[Data extracted from a collection]
.....

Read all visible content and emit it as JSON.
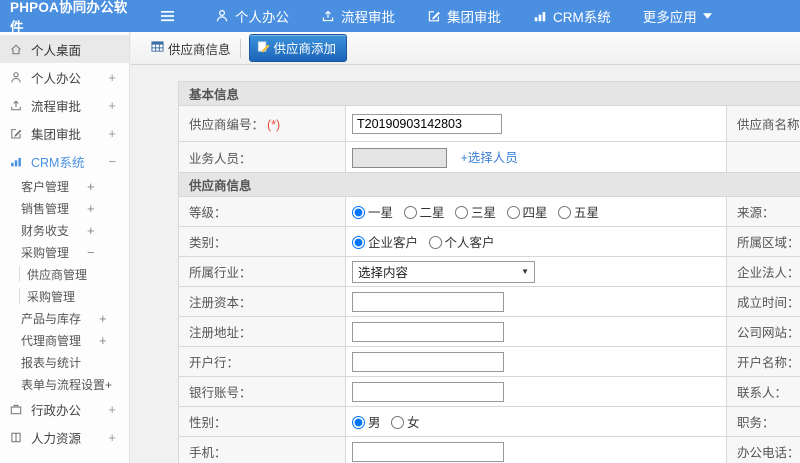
{
  "navbar": {
    "brand": "PHPOA协同办公软件",
    "items": [
      {
        "label": "个人办公",
        "icon": "person-icon"
      },
      {
        "label": "流程审批",
        "icon": "flow-icon"
      },
      {
        "label": "集团审批",
        "icon": "edit-icon"
      },
      {
        "label": "CRM系统",
        "icon": "chart-icon"
      },
      {
        "label": "更多应用",
        "icon": "caret-down-icon"
      }
    ]
  },
  "sidebar": {
    "items": [
      {
        "label": "个人桌面",
        "icon": "home-icon",
        "level": 1,
        "active": true,
        "expand": ""
      },
      {
        "label": "个人办公",
        "icon": "person-icon",
        "level": 1,
        "expand": "+"
      },
      {
        "label": "流程审批",
        "icon": "flow-icon",
        "level": 1,
        "expand": "+"
      },
      {
        "label": "集团审批",
        "icon": "edit-icon",
        "level": 1,
        "expand": "+"
      },
      {
        "label": "CRM系统",
        "icon": "chart-icon",
        "level": 1,
        "expand": "−",
        "highlight": true
      },
      {
        "label": "客户管理",
        "level": 2,
        "expand": "+"
      },
      {
        "label": "销售管理",
        "level": 2,
        "expand": "+"
      },
      {
        "label": "财务收支",
        "level": 2,
        "expand": "+"
      },
      {
        "label": "采购管理",
        "level": 2,
        "expand": "−"
      },
      {
        "label": "供应商管理",
        "level": 3
      },
      {
        "label": "采购管理",
        "level": 3
      },
      {
        "label": "产品与库存",
        "level": 2,
        "expand": "+"
      },
      {
        "label": "代理商管理",
        "level": 2,
        "expand": "+"
      },
      {
        "label": "报表与统计",
        "level": 2
      },
      {
        "label": "表单与流程设置+",
        "level": 2
      },
      {
        "label": "行政办公",
        "icon": "briefcase-icon",
        "level": 1,
        "expand": "+"
      },
      {
        "label": "人力资源",
        "icon": "book-icon",
        "level": 1,
        "expand": "+"
      }
    ]
  },
  "tabs": {
    "info_label": "供应商信息",
    "add_label": "供应商添加"
  },
  "form": {
    "section1": {
      "title": "基本信息",
      "rows": [
        {
          "label": "供应商编号：",
          "required": "(*)",
          "value": "T20190903142803",
          "label2": "供应商名称：",
          "required2": "(*)"
        },
        {
          "label": "业务人员：",
          "link": "+选择人员",
          "label2": ""
        }
      ]
    },
    "section2": {
      "title": "供应商信息",
      "rows": [
        {
          "label": "等级：",
          "options": [
            "一星",
            "二星",
            "三星",
            "四星",
            "五星"
          ],
          "checked": 0,
          "label2": "来源："
        },
        {
          "label": "类别：",
          "options": [
            "企业客户",
            "个人客户"
          ],
          "checked": 0,
          "label2": "所属区域："
        },
        {
          "label": "所属行业：",
          "select": "选择内容",
          "label2": "企业法人："
        },
        {
          "label": "注册资本：",
          "input": true,
          "label2": "成立时间："
        },
        {
          "label": "注册地址：",
          "input": true,
          "label2": "公司网站："
        },
        {
          "label": "开户行：",
          "input": true,
          "label2": "开户名称："
        },
        {
          "label": "银行账号：",
          "input": true,
          "label2": "联系人："
        },
        {
          "label": "性别：",
          "options": [
            "男",
            "女"
          ],
          "checked": 0,
          "label2": "职务："
        },
        {
          "label": "手机：",
          "input": true,
          "label2": "办公电话："
        }
      ]
    }
  },
  "colors": {
    "navbar_bg": "#4a8fe0",
    "accent_blue": "#4a90e2",
    "tab_button_gradient": [
      "#3d93dc",
      "#1c64b8"
    ],
    "required_red": "#e8503c",
    "section_header_bg": "#e5e5e5",
    "label_cell_bg": "#f7f7f7",
    "table_border": "#d8d8d8",
    "link_blue": "#3b7fd4"
  }
}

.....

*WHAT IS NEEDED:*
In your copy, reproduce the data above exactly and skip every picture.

*RESULT OF THIS TASK:*
Read all visible content and emit it as JSON.
{
  "navbar": {
    "brand": "PHPOA协同办公软件",
    "items": [
      {
        "label": "个人办公",
        "icon": "person-icon"
      },
      {
        "label": "流程审批",
        "icon": "flow-icon"
      },
      {
        "label": "集团审批",
        "icon": "edit-icon"
      },
      {
        "label": "CRM系统",
        "icon": "chart-icon"
      },
      {
        "label": "更多应用",
        "icon": "caret-down-icon"
      }
    ]
  },
  "sidebar": {
    "items": [
      {
        "label": "个人桌面",
        "icon": "home-icon",
        "level": 1,
        "active": true,
        "expand": ""
      },
      {
        "label": "个人办公",
        "icon": "person-icon",
        "level": 1,
        "expand": "+"
      },
      {
        "label": "流程审批",
        "icon": "flow-icon",
        "level": 1,
        "expand": "+"
      },
      {
        "label": "集团审批",
        "icon": "edit-icon",
        "level": 1,
        "expand": "+"
      },
      {
        "label": "CRM系统",
        "icon": "chart-icon",
        "level": 1,
        "expand": "−",
        "highlight": true
      },
      {
        "label": "客户管理",
        "level": 2,
        "expand": "+"
      },
      {
        "label": "销售管理",
        "level": 2,
        "expand": "+"
      },
      {
        "label": "财务收支",
        "level": 2,
        "expand": "+"
      },
      {
        "label": "采购管理",
        "level": 2,
        "expand": "−"
      },
      {
        "label": "供应商管理",
        "level": 3
      },
      {
        "label": "采购管理",
        "level": 3
      },
      {
        "label": "产品与库存",
        "level": 2,
        "expand": "+"
      },
      {
        "label": "代理商管理",
        "level": 2,
        "expand": "+"
      },
      {
        "label": "报表与统计",
        "level": 2
      },
      {
        "label": "表单与流程设置+",
        "level": 2
      },
      {
        "label": "行政办公",
        "icon": "briefcase-icon",
        "level": 1,
        "expand": "+"
      },
      {
        "label": "人力资源",
        "icon": "book-icon",
        "level": 1,
        "expand": "+"
      }
    ]
  },
  "tabs": {
    "info_label": "供应商信息",
    "add_label": "供应商添加"
  },
  "form": {
    "section1": {
      "title": "基本信息",
      "rows": [
        {
          "label": "供应商编号：",
          "required": "(*)",
          "value": "T20190903142803",
          "label2": "供应商名称：",
          "required2": "(*)"
        },
        {
          "label": "业务人员：",
          "link": "+选择人员",
          "label2": ""
        }
      ]
    },
    "section2": {
      "title": "供应商信息",
      "rows": [
        {
          "label": "等级：",
          "options": [
            "一星",
            "二星",
            "三星",
            "四星",
            "五星"
          ],
          "checked": 0,
          "label2": "来源："
        },
        {
          "label": "类别：",
          "options": [
            "企业客户",
            "个人客户"
          ],
          "checked": 0,
          "label2": "所属区域："
        },
        {
          "label": "所属行业：",
          "select": "选择内容",
          "label2": "企业法人："
        },
        {
          "label": "注册资本：",
          "input": true,
          "label2": "成立时间："
        },
        {
          "label": "注册地址：",
          "input": true,
          "label2": "公司网站："
        },
        {
          "label": "开户行：",
          "input": true,
          "label2": "开户名称："
        },
        {
          "label": "银行账号：",
          "input": true,
          "label2": "联系人："
        },
        {
          "label": "性别：",
          "options": [
            "男",
            "女"
          ],
          "checked": 0,
          "label2": "职务："
        },
        {
          "label": "手机：",
          "input": true,
          "label2": "办公电话："
        }
      ]
    }
  },
  "colors": {
    "navbar_bg": "#4a8fe0",
    "accent_blue": "#4a90e2",
    "tab_button_gradient": [
      "#3d93dc",
      "#1c64b8"
    ],
    "required_red": "#e8503c",
    "section_header_bg": "#e5e5e5",
    "label_cell_bg": "#f7f7f7",
    "table_border": "#d8d8d8",
    "link_blue": "#3b7fd4"
  }
}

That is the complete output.